Issue Number: 91
The Royal Academy Schools have recently launched the RA Schools Gallery to display the work of its students and recent graduates alongside that of more established artists. It marks the Schools’ desire to engage more fully with the public and the art world as, for the first time in its history, RA alumni will have a dedicated space to exhibit their work on a regular basis. ‘Most people don’t know there is a school in the RA, even though it’s been going for nearly 250 years,’ says Keeper of the RA Schools, Maurice Cockrill. ‘The gallery is an opportunity to bring the Schools out into the daylight.’
The gallery, in Hornsey, north London, was created in 2002 through a partnership between the property developer the St James Group and the RA Schools. The initiative includes St James’s sponsorship of a five-year programme for exhibitions and an annual award, the St James Fellowship, worth £10,000. Each year, a student is selected upon graduation as the gallery’s artist-in-residence, exhibiting in the space at the end of their residency.

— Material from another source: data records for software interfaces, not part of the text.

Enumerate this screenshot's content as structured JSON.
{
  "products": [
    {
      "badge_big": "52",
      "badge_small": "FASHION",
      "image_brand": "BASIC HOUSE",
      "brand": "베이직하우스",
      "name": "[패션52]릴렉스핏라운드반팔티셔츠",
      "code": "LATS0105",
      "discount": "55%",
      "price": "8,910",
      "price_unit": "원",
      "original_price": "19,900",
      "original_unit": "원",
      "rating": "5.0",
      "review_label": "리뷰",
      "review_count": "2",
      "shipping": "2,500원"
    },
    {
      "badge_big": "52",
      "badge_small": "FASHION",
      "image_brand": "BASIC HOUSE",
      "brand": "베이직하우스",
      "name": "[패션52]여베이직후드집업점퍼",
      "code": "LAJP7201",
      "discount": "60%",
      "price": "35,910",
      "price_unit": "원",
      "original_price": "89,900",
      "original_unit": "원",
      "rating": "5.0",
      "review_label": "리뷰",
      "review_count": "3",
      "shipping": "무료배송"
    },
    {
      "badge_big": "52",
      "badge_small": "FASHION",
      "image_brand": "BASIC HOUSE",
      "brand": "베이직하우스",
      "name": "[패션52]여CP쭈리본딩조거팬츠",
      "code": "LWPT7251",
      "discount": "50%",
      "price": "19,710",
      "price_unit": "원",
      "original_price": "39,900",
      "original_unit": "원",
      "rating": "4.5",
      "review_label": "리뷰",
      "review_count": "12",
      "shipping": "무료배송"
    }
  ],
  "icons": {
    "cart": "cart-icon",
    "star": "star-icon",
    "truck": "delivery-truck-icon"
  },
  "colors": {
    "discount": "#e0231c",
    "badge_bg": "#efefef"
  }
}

The curator behind the gallery is Michael Petry, a visiting tutor at the RA Schools and now the director of the Museum of Contemporary Art, a non-commercial project space in Peckham, London, that initiates new work. Petry wants to display the work of RA graduates alongside that of more well-known contemporary artists. ‘I’m trying to present established artists with whom the younger artists have something in common, creating a visual dialogue across artistic generations.’ Petry cites the spring show, ‘Breathless’, featuring recent graduate Rob Smith and art star Cornelia Parker. ‘Smith and Parker are both dealing with the materiality of objects and transformation, but their different ages and experiences mean they have completely different approaches,’ he says. ‘To an extent, the younger artist’s responses have already been informed by the practice of the older artist.’ His perspective is shared by Smith, who graduated from the RA Schools in 2002. ‘A show like this with Cornelia helps to better define my work for others,’ he explains.
Other art schools are opening graduate galleries. For example, Chelsea College of Art and Design has just launched an exhibition space for alumni at London’s Grosvenor Dock, just north of Chelsea Bridge (showing the work of Stephen Farthing RA until 14 July).
Although some of the graduates on show are already gaining a profile among galleries and collectors, the exhibition venue serves as further support from the RA Schools. Recent graduates need the chance to show their work and experiment with new ideas and the gallery provides this opportunity and gives the public a place to spot new talent. ‘We don’t want the RA Schools to be a goldfish bowl – but it is also important to give our graduates a foot on the ladder,’ sums up Cockrill. ‘Displaying their work alongside a high-profile artist is a helping hand from their alma mater.’